**Task brief**
Among the lines below, which ones contain the word "value"? Copy every such line.

**Source data**
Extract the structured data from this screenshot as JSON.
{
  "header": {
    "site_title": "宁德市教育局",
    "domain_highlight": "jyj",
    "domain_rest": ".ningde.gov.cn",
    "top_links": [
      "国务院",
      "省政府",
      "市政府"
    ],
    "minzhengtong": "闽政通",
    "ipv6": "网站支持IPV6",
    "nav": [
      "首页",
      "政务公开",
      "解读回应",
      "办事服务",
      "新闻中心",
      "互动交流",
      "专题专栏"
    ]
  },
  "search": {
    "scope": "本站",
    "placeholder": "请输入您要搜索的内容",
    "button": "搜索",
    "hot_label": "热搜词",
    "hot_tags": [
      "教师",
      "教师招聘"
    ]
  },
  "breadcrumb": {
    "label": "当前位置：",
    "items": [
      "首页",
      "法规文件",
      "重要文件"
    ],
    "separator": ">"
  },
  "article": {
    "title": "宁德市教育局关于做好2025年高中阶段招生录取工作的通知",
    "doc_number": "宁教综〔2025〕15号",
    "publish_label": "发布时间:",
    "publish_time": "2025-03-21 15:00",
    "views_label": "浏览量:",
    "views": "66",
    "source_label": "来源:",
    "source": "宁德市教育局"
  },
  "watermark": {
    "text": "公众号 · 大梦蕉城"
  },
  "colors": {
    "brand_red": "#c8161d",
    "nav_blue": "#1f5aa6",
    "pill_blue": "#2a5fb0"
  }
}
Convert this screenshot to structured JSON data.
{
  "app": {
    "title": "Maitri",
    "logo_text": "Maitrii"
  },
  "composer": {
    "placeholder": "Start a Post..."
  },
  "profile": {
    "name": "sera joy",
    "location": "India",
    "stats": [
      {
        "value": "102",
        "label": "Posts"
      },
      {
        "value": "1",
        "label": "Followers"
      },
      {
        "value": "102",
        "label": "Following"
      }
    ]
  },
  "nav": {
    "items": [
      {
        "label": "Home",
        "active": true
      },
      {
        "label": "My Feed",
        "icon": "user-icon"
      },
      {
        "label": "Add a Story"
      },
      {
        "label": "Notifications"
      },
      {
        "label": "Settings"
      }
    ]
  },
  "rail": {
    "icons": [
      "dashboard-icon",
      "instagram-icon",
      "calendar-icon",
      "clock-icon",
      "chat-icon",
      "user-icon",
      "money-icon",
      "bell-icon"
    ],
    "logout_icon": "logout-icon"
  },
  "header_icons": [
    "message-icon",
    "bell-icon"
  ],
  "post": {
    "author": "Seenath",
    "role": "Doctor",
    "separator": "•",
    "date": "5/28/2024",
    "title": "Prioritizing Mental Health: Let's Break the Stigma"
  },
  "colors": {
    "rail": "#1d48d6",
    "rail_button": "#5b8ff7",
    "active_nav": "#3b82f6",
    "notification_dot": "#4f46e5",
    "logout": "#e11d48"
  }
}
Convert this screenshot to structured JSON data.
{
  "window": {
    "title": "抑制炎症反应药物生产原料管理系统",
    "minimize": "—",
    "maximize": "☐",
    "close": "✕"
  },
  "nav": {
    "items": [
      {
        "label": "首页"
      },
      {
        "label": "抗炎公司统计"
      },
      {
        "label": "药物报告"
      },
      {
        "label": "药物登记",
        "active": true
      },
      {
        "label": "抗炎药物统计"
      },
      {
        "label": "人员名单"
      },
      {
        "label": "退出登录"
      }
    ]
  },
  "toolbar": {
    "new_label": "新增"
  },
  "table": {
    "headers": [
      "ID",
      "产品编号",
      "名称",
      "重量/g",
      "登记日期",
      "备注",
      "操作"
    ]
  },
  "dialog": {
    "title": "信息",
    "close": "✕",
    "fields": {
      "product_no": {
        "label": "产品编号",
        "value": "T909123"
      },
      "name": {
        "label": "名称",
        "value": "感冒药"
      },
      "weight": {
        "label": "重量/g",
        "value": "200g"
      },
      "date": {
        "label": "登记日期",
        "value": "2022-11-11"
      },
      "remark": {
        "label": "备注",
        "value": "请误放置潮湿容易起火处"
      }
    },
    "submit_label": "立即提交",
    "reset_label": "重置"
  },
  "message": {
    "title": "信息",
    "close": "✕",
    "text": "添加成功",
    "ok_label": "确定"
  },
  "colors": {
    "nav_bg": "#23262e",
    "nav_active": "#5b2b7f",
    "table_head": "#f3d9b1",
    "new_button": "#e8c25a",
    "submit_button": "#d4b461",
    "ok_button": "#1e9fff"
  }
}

**Response to the exercise**
        "value": "102",
        "value": "1",
        "value": "102",
        "value": "T909123"
        "value": "感冒药"
        "value": "200g"
        "value": "2022-11-11"
        "value": "请误放置潮湿容易起火处"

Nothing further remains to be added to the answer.